tanzania-greetings1She spent eight years (2002 – 2010) in Wisconsin, and got a degree in Education. And yet, Sister is equally down to earth in her frequent description of herself as “an angry black woman.” Returning home, she found that she no longer fit in to the order of nuns that she’d been assigned to, in Bunda.

“There was so much favoritism, I just got angrier and my heart seized up.”

Then a European monk nearby named Brother Gregory had a vision in which Sister Helena would institute her own project and that she would be working very very hard.

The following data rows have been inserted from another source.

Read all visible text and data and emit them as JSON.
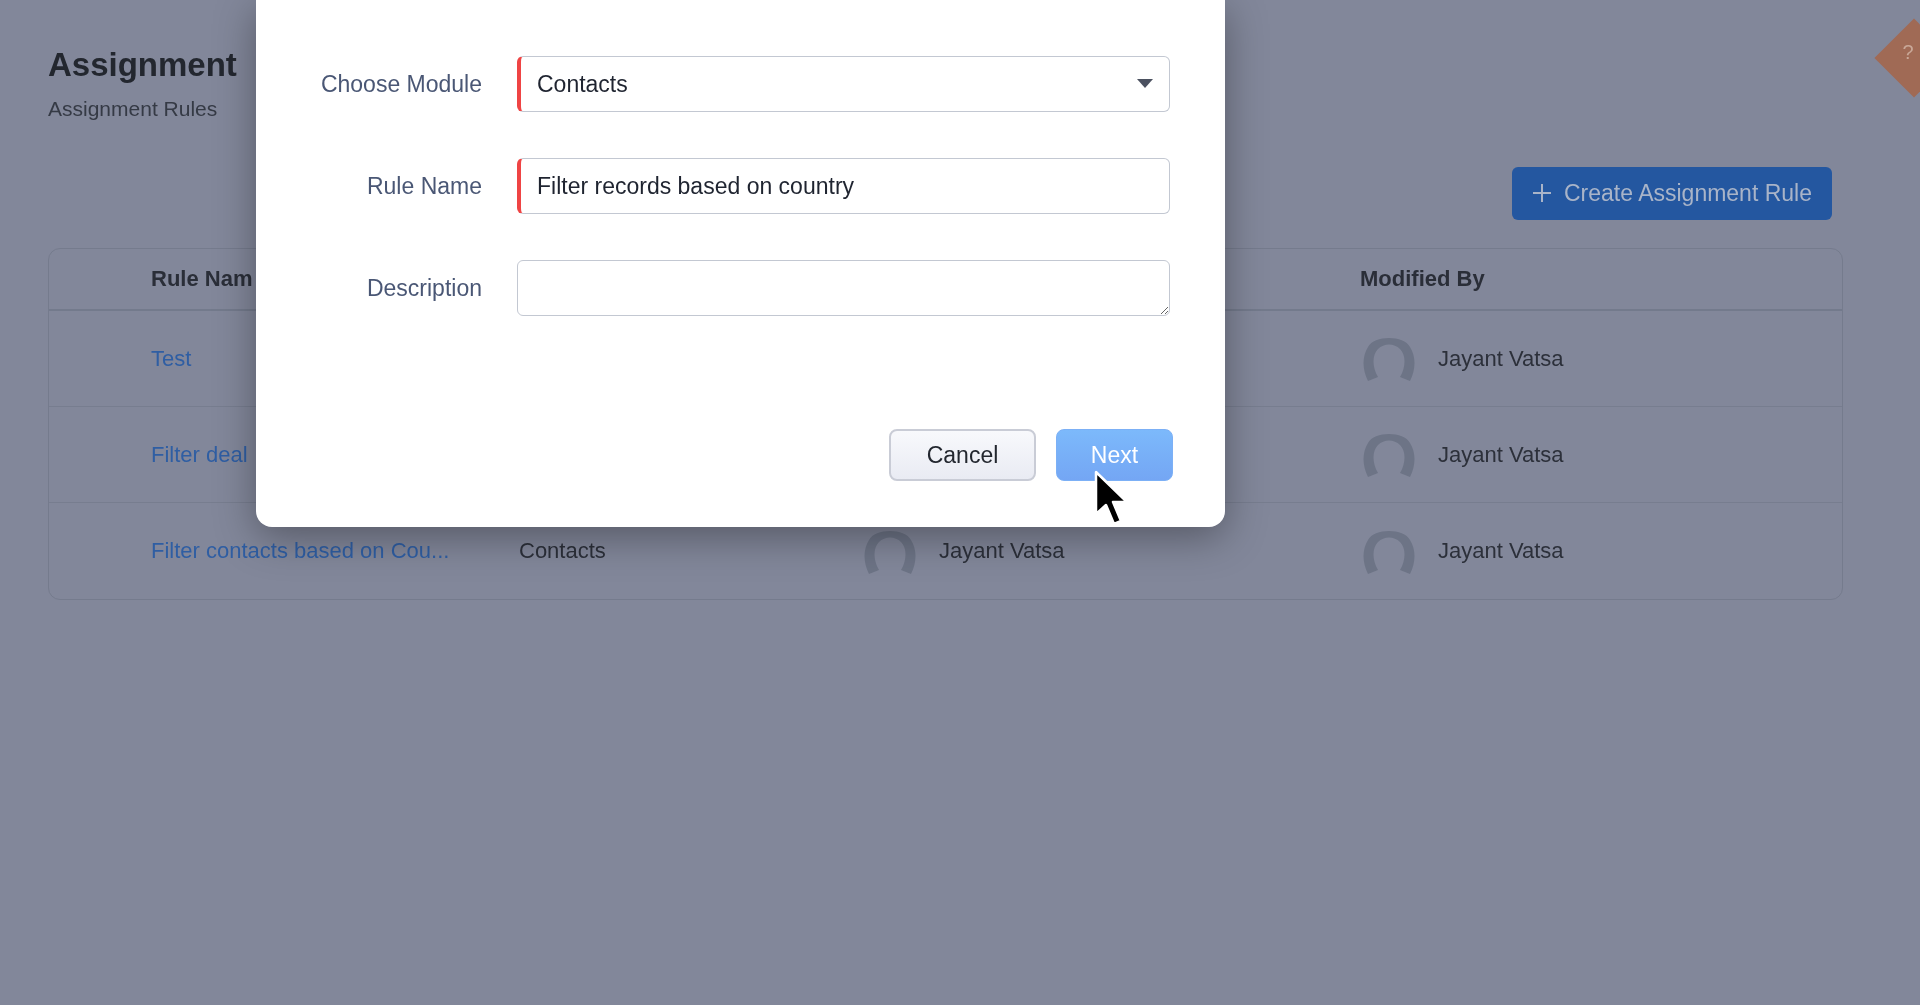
{
  "page": {
    "title": "Assignment",
    "subtitle": "Assignment Rules",
    "create_button": "Create Assignment Rule",
    "help": "?"
  },
  "table": {
    "columns": [
      {
        "label": "Rule Nam"
      },
      {},
      {},
      {
        "label": "Modified By"
      }
    ],
    "rows": [
      {
        "rule_name": "Test",
        "modified_by": "Jayant Vatsa"
      },
      {
        "rule_name": "Filter deal",
        "modified_by": "Jayant Vatsa"
      },
      {
        "rule_name": "Filter contacts based on Cou...",
        "module": "Contacts",
        "created_by": "Jayant Vatsa",
        "modified_by": "Jayant Vatsa"
      }
    ]
  },
  "dialog": {
    "fields": [
      {
        "label": "Choose Module",
        "kind": "select",
        "value": "Contacts",
        "required": true
      },
      {
        "label": "Rule Name",
        "kind": "text",
        "value": "Filter records based on country",
        "required": true
      },
      {
        "label": "Description",
        "kind": "textarea",
        "required": false
      }
    ],
    "buttons": [
      {
        "label": "Cancel",
        "kind": "secondary"
      },
      {
        "label": "Next",
        "kind": "primary"
      }
    ]
  }
}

“Brother Gregory promised to help me. And then he went and had a heart attack and died, right after I got started…..he just left me here alone. Jesus and Mother Mary used to come visit me and encourage me, too.. But they’ve all gone away now, on vacation somewhere…. I want to take a vacation, too!”

Sister frequently threatens to run away to Zanzibar and take a rest, “for a month, at least” now that Mama Joy is here. I suggested yesterday that she’d probably last about a day, before wondering, “Where is everybody?” She smiled and nodded.

These children, who have been betrayed by their tribal origins in so many ways, are incredibly devout Catholics. They say a twenty minute prayer before every meal…partly in English. And several times a week, they volunteer to circumambulate around the house at dusk, chanting in Latin, Swahili and English, doing a forty-minute liturgy that ends with elaborately pantomimed
gestures, choreographed by Sister Helena.

tales#2-6Shockingly, even the five, six and eight-year-olds do it from memory! Sister shakes her head and swears that she can’t remember it all. She has taken these kids to mass in the Cathedrals in Bunda and in Musoma, on Easter, and allowed them to recite the liturgy in front of hundreds of parishioners, with all the gestures…no need for a microphone or text. She said the bishop and most of the audience were in tears of amazement by the end.

Sister no longer allows the “photo shoots” with the children that she used to. Too many groups have posted the photos on their own websites and pocketed donations from abroad. A Methodist Bishop (from Fayetteville, AR!) who has been here for decades was one of these exploitive con men. He always feels “too sick” or too busy when Sister requests an audience. But he did finally take the photos off his blog. I’m pretty sure he’d be too sick to visit with me, as well.

Another Sukumo tribal tradition is to slaughter or burn elderly women who live alone, in case they are witches. My friend Sudi, a wonderful young engineering wood, and their eyes become red with irritation. This is sufficient cause for their elimination.

tanzania-greetings3It never happens to elderly single men who cook with wood, though.

The Church has banned all such witch-craft practices, and is fairly widespread around Tanzania. I’ve never felt such respect for the Christian religion as a true sanctuary before.

Isn’t life fascinating?

Sister doesn’t accept exclusively albino children here at the center. In the photo below (on the right,) you’ll see little baby Marcelina whose mother died in childbirth, and my good buddy and “mualimu” (teacher) Ibrahim. As you can see below, Ibrahim has one and a half legs. Yet he has learned to sort of scamper, and can move faster than anyone else around. At seven, he is one of the top ten students in the local primary school, all of whom live with Sister Helena. Ibrahim recently won a speech contest within the precinct. When he went home for vacation last week, he insisted on arriving in his village, on a motorcycle with me, and Sister Helena on the other one. Everyone in the tiny village got to see how important he was. I loved it!


Marcelina and Ibrahim (on right)

There is a story behind every one of these children and Sister’s heroic response to their

But I’ve probably given you enough information to digest, for one letter.

When the kids and I went to visit some delightful neighbors across the village, we all held hands and did a kind of Harpo Marx walking, while singing a wonderful song about wonderful Mother Mary.


I’ve never felt happier.

May your new year bring you the blessings of peace and wisdom, friends.